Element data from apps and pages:
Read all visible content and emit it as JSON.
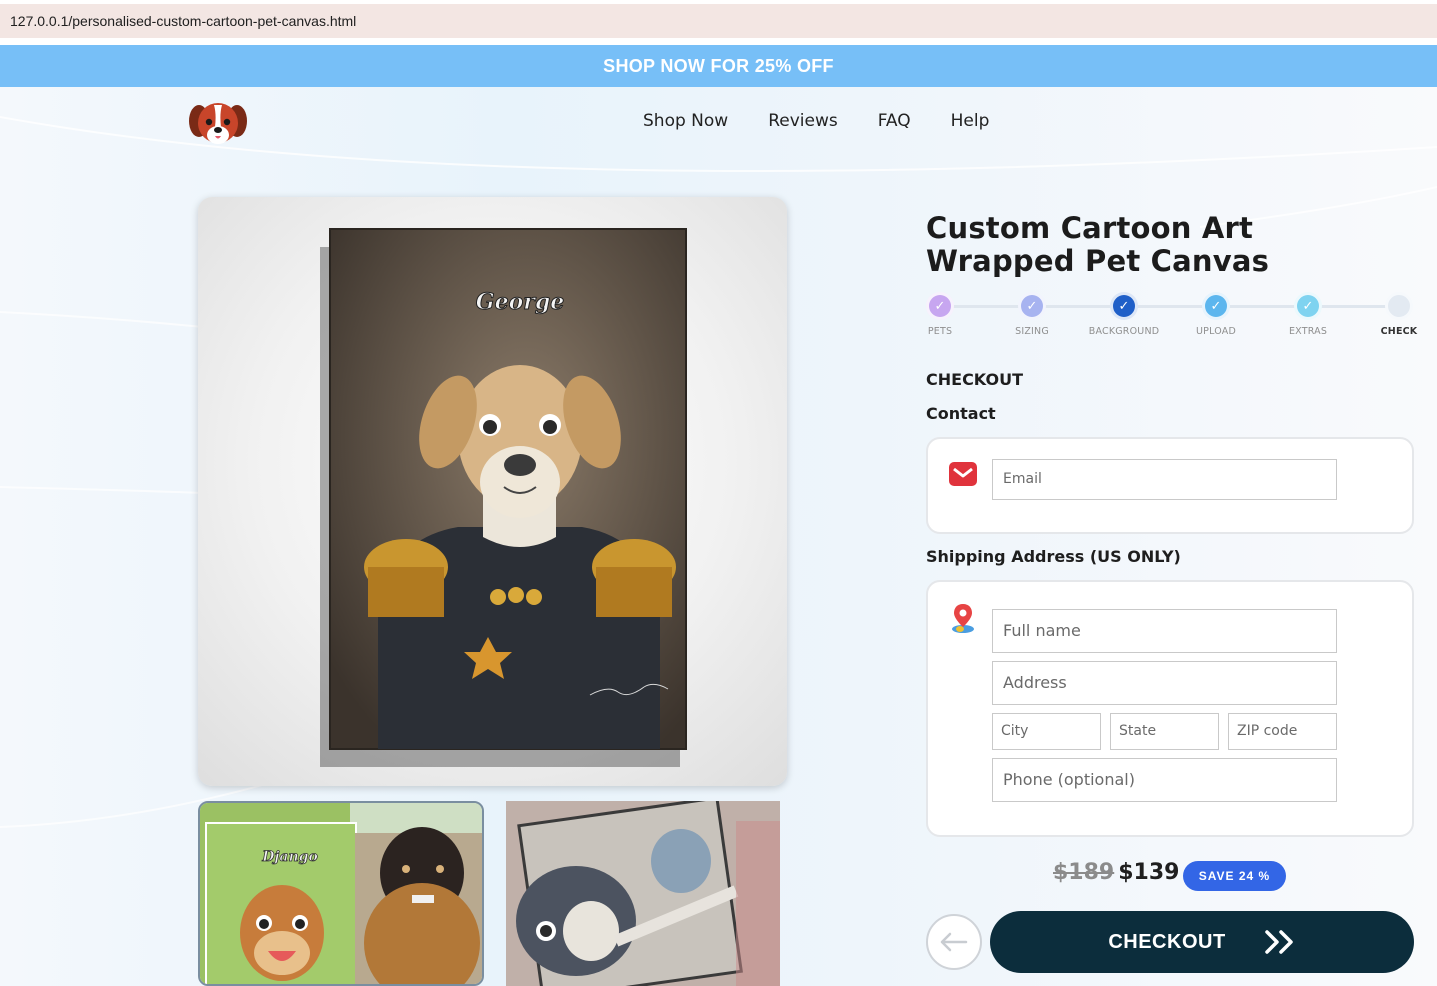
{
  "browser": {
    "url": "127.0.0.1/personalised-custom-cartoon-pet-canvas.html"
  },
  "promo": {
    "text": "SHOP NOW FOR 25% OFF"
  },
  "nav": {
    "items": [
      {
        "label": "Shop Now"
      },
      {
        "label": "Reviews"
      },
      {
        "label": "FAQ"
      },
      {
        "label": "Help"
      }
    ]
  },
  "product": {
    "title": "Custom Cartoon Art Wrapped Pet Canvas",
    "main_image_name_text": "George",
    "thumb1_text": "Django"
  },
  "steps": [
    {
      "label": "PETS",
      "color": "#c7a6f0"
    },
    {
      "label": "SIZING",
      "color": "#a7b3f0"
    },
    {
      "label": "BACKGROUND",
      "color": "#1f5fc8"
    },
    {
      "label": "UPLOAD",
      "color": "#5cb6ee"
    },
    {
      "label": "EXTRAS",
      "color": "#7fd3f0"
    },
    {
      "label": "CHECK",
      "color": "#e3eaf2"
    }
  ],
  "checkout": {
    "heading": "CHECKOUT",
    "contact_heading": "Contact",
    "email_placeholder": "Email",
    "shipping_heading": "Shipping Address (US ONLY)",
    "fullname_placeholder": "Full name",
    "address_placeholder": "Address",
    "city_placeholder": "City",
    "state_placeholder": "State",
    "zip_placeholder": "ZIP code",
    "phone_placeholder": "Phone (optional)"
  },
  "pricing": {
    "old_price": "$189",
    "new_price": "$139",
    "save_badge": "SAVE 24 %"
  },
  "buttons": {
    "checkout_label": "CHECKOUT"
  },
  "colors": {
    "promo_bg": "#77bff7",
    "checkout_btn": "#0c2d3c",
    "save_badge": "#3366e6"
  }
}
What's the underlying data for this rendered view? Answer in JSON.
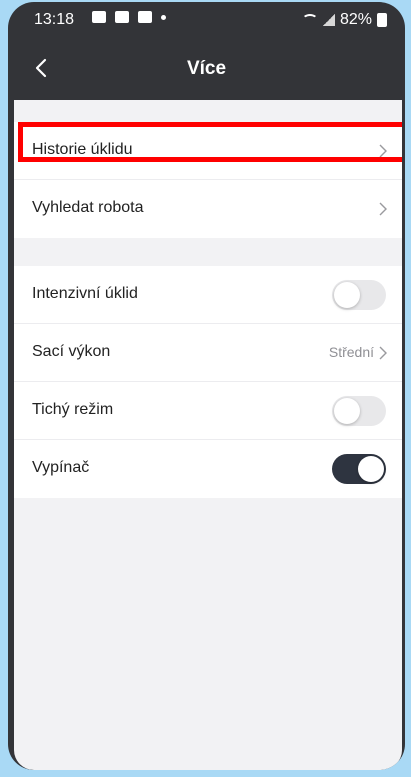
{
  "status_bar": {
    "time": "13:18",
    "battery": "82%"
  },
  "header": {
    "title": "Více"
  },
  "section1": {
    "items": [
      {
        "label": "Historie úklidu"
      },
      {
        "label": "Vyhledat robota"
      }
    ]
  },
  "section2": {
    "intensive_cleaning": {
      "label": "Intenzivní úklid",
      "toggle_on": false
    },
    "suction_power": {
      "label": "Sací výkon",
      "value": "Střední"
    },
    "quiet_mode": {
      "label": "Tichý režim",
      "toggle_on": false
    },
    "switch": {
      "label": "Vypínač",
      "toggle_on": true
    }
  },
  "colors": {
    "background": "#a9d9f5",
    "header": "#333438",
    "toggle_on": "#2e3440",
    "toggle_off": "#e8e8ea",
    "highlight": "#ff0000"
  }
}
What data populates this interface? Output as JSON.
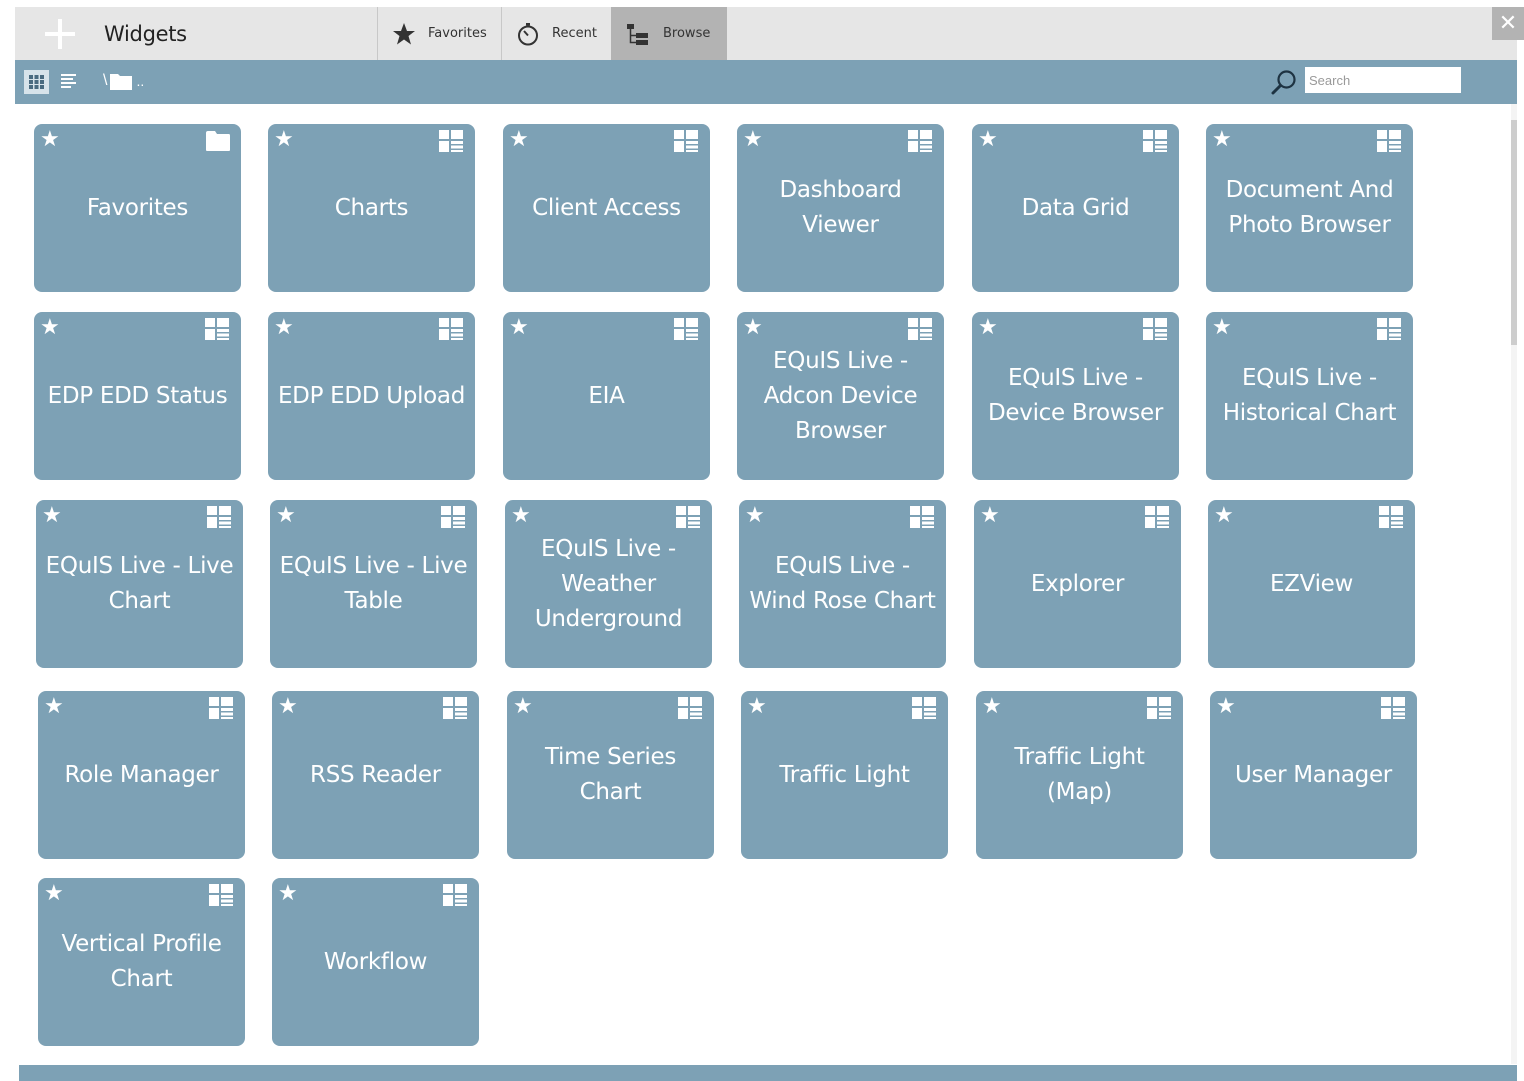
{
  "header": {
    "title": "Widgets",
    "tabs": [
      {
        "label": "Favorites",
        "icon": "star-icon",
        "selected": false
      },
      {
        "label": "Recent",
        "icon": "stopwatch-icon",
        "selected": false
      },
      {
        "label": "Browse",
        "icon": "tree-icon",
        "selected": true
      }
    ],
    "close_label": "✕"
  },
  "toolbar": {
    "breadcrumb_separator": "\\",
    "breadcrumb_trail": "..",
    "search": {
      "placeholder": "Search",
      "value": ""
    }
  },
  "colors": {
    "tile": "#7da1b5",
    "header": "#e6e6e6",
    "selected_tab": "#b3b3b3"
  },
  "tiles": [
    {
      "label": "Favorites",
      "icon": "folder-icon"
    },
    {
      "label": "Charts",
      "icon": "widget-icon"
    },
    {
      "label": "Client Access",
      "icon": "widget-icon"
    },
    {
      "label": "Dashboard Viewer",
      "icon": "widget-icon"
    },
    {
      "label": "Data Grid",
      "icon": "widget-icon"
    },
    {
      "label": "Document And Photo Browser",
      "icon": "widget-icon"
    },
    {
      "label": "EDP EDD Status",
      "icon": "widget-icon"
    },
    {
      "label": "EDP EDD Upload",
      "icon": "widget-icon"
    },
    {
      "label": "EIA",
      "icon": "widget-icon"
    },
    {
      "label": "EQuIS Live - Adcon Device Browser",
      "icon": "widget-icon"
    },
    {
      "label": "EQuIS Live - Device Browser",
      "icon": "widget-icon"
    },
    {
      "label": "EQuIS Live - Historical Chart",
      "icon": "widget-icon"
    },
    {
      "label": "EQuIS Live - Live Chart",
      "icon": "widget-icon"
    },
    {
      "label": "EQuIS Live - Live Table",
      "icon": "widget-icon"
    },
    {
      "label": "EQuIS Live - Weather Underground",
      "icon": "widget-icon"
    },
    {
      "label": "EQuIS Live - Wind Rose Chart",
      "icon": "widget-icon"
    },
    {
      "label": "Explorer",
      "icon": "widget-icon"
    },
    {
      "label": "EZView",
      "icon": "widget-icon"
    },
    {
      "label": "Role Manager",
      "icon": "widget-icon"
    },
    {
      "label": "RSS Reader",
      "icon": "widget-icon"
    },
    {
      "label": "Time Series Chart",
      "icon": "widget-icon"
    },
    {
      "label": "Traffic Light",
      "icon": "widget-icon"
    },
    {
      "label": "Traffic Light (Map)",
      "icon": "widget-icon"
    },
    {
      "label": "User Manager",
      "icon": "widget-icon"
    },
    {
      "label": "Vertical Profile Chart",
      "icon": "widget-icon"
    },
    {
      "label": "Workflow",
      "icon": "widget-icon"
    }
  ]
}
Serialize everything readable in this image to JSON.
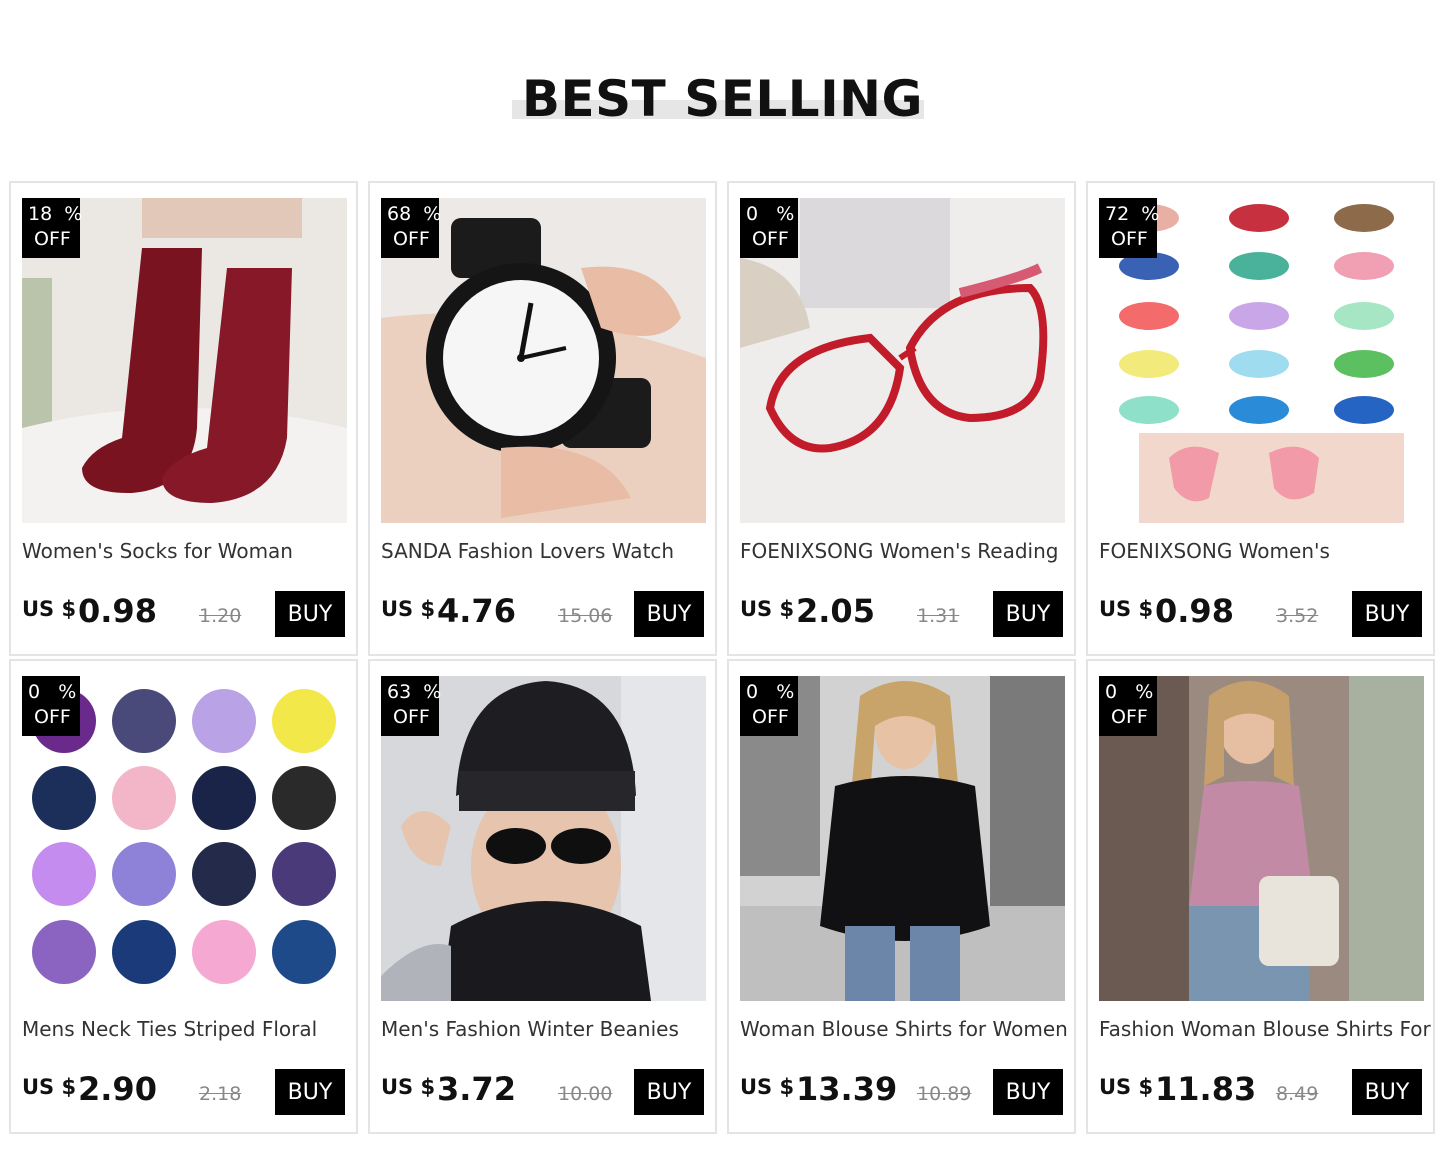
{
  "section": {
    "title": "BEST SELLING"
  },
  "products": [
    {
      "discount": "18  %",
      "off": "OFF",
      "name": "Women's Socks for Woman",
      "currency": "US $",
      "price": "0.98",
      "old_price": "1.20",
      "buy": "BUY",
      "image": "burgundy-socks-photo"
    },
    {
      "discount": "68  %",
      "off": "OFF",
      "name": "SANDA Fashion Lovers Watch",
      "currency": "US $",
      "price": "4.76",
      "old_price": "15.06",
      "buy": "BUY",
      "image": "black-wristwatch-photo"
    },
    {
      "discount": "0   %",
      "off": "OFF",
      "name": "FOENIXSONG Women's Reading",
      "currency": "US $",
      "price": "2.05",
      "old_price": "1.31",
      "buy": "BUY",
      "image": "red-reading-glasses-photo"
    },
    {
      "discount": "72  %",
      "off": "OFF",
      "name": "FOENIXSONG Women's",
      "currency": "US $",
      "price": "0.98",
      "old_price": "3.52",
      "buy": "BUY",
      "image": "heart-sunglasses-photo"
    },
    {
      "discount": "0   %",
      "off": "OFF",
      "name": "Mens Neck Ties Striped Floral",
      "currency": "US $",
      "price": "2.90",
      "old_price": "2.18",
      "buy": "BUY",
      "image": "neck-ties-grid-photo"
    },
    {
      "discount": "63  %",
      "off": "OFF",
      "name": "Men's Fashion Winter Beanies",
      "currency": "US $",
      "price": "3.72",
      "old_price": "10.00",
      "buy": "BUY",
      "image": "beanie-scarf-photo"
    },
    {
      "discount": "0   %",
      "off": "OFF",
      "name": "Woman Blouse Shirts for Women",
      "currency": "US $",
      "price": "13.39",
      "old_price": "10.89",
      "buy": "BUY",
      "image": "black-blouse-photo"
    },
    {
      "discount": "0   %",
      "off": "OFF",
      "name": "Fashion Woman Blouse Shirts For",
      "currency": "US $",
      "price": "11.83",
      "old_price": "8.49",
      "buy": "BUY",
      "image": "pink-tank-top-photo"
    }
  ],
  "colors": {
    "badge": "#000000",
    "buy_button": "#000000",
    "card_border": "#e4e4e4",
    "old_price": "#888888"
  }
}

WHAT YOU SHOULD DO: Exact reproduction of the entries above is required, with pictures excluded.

EXERCISE RESULT:
Read all visible content and emit it as JSON.
{
  "browser": {
    "url": "127.0.0.1/personalised-custom-cartoon-pet-canvas.html"
  },
  "promo": {
    "text": "SHOP NOW FOR 25% OFF"
  },
  "nav": {
    "items": [
      {
        "label": "Shop Now"
      },
      {
        "label": "Reviews"
      },
      {
        "label": "FAQ"
      },
      {
        "label": "Help"
      }
    ]
  },
  "product": {
    "title": "Custom Cartoon Art Wrapped Pet Canvas",
    "main_image_name_text": "George",
    "thumb1_text": "Django"
  },
  "steps": [
    {
      "label": "PETS",
      "color": "#c7a6f0"
    },
    {
      "label": "SIZING",
      "color": "#a7b3f0"
    },
    {
      "label": "BACKGROUND",
      "color": "#1f5fc8"
    },
    {
      "label": "UPLOAD",
      "color": "#5cb6ee"
    },
    {
      "label": "EXTRAS",
      "color": "#7fd3f0"
    },
    {
      "label": "CHECK",
      "color": "#e3eaf2"
    }
  ],
  "checkout": {
    "heading": "CHECKOUT",
    "contact_heading": "Contact",
    "email_placeholder": "Email",
    "shipping_heading": "Shipping Address (US ONLY)",
    "fullname_placeholder": "Full name",
    "address_placeholder": "Address",
    "city_placeholder": "City",
    "state_placeholder": "State",
    "zip_placeholder": "ZIP code",
    "phone_placeholder": "Phone (optional)"
  },
  "pricing": {
    "old_price": "$189",
    "new_price": "$139",
    "save_badge": "SAVE 24 %"
  },
  "buttons": {
    "checkout_label": "CHECKOUT"
  },
  "colors": {
    "promo_bg": "#77bff7",
    "checkout_btn": "#0c2d3c",
    "save_badge": "#3366e6"
  }
}
What's the underlying data for this rendered view? Answer in JSON.
{
  "status_bar": {
    "time": "13:18",
    "battery": "82%"
  },
  "header": {
    "title": "Více"
  },
  "section1": {
    "items": [
      {
        "label": "Historie úklidu"
      },
      {
        "label": "Vyhledat robota"
      }
    ]
  },
  "section2": {
    "intensive_cleaning": {
      "label": "Intenzivní úklid",
      "toggle_on": false
    },
    "suction_power": {
      "label": "Sací výkon",
      "value": "Střední"
    },
    "quiet_mode": {
      "label": "Tichý režim",
      "toggle_on": false
    },
    "switch": {
      "label": "Vypínač",
      "toggle_on": true
    }
  },
  "colors": {
    "background": "#a9d9f5",
    "header": "#333438",
    "toggle_on": "#2e3440",
    "toggle_off": "#e8e8ea",
    "highlight": "#ff0000"
  }
}
What data populates this interface? Output as JSON.
{
  "header": {
    "title": "Widgets",
    "tabs": [
      {
        "label": "Favorites",
        "icon": "star-icon",
        "selected": false
      },
      {
        "label": "Recent",
        "icon": "stopwatch-icon",
        "selected": false
      },
      {
        "label": "Browse",
        "icon": "tree-icon",
        "selected": true
      }
    ],
    "close_label": "✕"
  },
  "toolbar": {
    "breadcrumb_separator": "\\",
    "breadcrumb_trail": "..",
    "search": {
      "placeholder": "Search",
      "value": ""
    }
  },
  "colors": {
    "tile": "#7da1b5",
    "header": "#e6e6e6",
    "selected_tab": "#b3b3b3"
  },
  "tiles": [
    {
      "label": "Favorites",
      "icon": "folder-icon"
    },
    {
      "label": "Charts",
      "icon": "widget-icon"
    },
    {
      "label": "Client Access",
      "icon": "widget-icon"
    },
    {
      "label": "Dashboard Viewer",
      "icon": "widget-icon"
    },
    {
      "label": "Data Grid",
      "icon": "widget-icon"
    },
    {
      "label": "Document And Photo Browser",
      "icon": "widget-icon"
    },
    {
      "label": "EDP EDD Status",
      "icon": "widget-icon"
    },
    {
      "label": "EDP EDD Upload",
      "icon": "widget-icon"
    },
    {
      "label": "EIA",
      "icon": "widget-icon"
    },
    {
      "label": "EQuIS Live - Adcon Device Browser",
      "icon": "widget-icon"
    },
    {
      "label": "EQuIS Live - Device Browser",
      "icon": "widget-icon"
    },
    {
      "label": "EQuIS Live - Historical Chart",
      "icon": "widget-icon"
    },
    {
      "label": "EQuIS Live - Live Chart",
      "icon": "widget-icon"
    },
    {
      "label": "EQuIS Live - Live Table",
      "icon": "widget-icon"
    },
    {
      "label": "EQuIS Live - Weather Underground",
      "icon": "widget-icon"
    },
    {
      "label": "EQuIS Live - Wind Rose Chart",
      "icon": "widget-icon"
    },
    {
      "label": "Explorer",
      "icon": "widget-icon"
    },
    {
      "label": "EZView",
      "icon": "widget-icon"
    },
    {
      "label": "Role Manager",
      "icon": "widget-icon"
    },
    {
      "label": "RSS Reader",
      "icon": "widget-icon"
    },
    {
      "label": "Time Series Chart",
      "icon": "widget-icon"
    },
    {
      "label": "Traffic Light",
      "icon": "widget-icon"
    },
    {
      "label": "Traffic Light (Map)",
      "icon": "widget-icon"
    },
    {
      "label": "User Manager",
      "icon": "widget-icon"
    },
    {
      "label": "Vertical Profile Chart",
      "icon": "widget-icon"
    },
    {
      "label": "Workflow",
      "icon": "widget-icon"
    }
  ]
}
Serialize everything readable in this image to JSON.
{
  "section": {
    "title": "BEST SELLING"
  },
  "products": [
    {
      "discount": "18  %",
      "off": "OFF",
      "name": "Women's Socks for Woman",
      "currency": "US $",
      "price": "0.98",
      "old_price": "1.20",
      "buy": "BUY",
      "image": "burgundy-socks-photo"
    },
    {
      "discount": "68  %",
      "off": "OFF",
      "name": "SANDA Fashion Lovers Watch",
      "currency": "US $",
      "price": "4.76",
      "old_price": "15.06",
      "buy": "BUY",
      "image": "black-wristwatch-photo"
    },
    {
      "discount": "0   %",
      "off": "OFF",
      "name": "FOENIXSONG Women's Reading",
      "currency": "US $",
      "price": "2.05",
      "old_price": "1.31",
      "buy": "BUY",
      "image": "red-reading-glasses-photo"
    },
    {
      "discount": "72  %",
      "off": "OFF",
      "name": "FOENIXSONG Women's",
      "currency": "US $",
      "price": "0.98",
      "old_price": "3.52",
      "buy": "BUY",
      "image": "heart-sunglasses-photo"
    },
    {
      "discount": "0   %",
      "off": "OFF",
      "name": "Mens Neck Ties Striped Floral",
      "currency": "US $",
      "price": "2.90",
      "old_price": "2.18",
      "buy": "BUY",
      "image": "neck-ties-grid-photo"
    },
    {
      "discount": "63  %",
      "off": "OFF",
      "name": "Men's Fashion Winter Beanies",
      "currency": "US $",
      "price": "3.72",
      "old_price": "10.00",
      "buy": "BUY",
      "image": "beanie-scarf-photo"
    },
    {
      "discount": "0   %",
      "off": "OFF",
      "name": "Woman Blouse Shirts for Women",
      "currency": "US $",
      "price": "13.39",
      "old_price": "10.89",
      "buy": "BUY",
      "image": "black-blouse-photo"
    },
    {
      "discount": "0   %",
      "off": "OFF",
      "name": "Fashion Woman Blouse Shirts For",
      "currency": "US $",
      "price": "11.83",
      "old_price": "8.49",
      "buy": "BUY",
      "image": "pink-tank-top-photo"
    }
  ],
  "colors": {
    "badge": "#000000",
    "buy_button": "#000000",
    "card_border": "#e4e4e4",
    "old_price": "#888888"
  }
}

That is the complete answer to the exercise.